You think Barghouti can get elected while in prison?You may be right about Gulf funding, it can only work with US approval (for instance if the president wanted to have a unity govt but knew Congress would not approve funding. Then it would work.) But that was the point of my post - that as long as the US president opposes a NUG, no regional state will really push for it.
+1 Vote up Vote down
53p · 2 days ago
I should have been clearer - it can easily survive through Saudi, Qatari and other Gulf Arab funding. Reply 0 Vote up Vote down mink · 2 days ago
Theoretically it could work. In practice, though, haven't we been there already, with the June 2007 unity government? The Gulf didn't step in to save them then, and I don't think they would do now.
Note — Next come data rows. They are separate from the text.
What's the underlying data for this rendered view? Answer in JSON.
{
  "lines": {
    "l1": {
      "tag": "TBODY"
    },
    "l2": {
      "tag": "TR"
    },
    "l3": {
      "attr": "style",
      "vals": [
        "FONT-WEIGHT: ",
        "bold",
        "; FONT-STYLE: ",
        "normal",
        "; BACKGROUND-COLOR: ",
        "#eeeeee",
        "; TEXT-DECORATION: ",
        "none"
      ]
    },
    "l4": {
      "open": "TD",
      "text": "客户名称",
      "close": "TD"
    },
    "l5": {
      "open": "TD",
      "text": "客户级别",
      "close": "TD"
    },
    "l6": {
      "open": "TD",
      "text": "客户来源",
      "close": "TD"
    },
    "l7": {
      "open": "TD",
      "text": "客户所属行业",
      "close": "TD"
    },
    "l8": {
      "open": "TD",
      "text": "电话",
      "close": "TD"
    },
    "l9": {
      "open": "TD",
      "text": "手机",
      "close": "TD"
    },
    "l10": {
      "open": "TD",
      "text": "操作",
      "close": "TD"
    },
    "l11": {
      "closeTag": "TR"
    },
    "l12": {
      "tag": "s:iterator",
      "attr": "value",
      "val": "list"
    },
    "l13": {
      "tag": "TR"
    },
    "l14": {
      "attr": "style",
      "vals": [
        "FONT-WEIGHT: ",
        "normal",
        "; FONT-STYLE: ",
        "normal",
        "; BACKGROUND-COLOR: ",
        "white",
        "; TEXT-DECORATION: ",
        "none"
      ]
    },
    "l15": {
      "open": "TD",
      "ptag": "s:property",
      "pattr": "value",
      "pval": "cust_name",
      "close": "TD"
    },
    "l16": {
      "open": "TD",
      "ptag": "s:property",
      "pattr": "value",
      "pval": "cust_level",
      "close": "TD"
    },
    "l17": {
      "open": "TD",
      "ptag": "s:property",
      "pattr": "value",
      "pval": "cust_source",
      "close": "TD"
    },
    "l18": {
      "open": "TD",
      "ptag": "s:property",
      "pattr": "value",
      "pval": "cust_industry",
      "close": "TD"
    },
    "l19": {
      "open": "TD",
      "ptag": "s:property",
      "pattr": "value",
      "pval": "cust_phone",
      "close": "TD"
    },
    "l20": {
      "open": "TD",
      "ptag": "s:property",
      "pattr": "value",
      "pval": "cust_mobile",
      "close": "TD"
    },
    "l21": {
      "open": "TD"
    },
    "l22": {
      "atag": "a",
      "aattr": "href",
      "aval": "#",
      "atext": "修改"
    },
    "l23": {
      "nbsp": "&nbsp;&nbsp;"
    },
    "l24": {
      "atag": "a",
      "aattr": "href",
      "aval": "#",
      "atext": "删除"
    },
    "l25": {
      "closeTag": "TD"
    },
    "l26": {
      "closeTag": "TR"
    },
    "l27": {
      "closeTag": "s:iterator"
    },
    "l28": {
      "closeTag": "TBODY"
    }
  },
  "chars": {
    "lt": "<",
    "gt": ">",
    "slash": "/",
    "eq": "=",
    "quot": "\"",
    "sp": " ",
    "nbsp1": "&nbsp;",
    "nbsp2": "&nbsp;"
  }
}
Either the new government is given a US green light, and then they will have no funding problems, or if they are not palatable to the US, the Gulf is not going to prop them up. Back to square one.
The problem is that the 2010 elections may appear as illegtimate. The only man who can keep the show running is Marwan Barghouti runing from prison, I think he will get elected and probably be released afterwards. Reply Follow arabist 53p
Journalist / political analyst based in Cairo @ www.arabist.net
View IntenseDebate profile
+1 Vote up Vote down
53p · 2 days ago
You think Barghouti can get elected while in prison?
You may be right about Gulf funding, it can only work with US approval (for instance if the president wanted to have a unity govt but knew Congress would not approve funding. Then it would work.) But that was the point of my post - that as long as the US president opposes a NUG, no regional state will really push for it.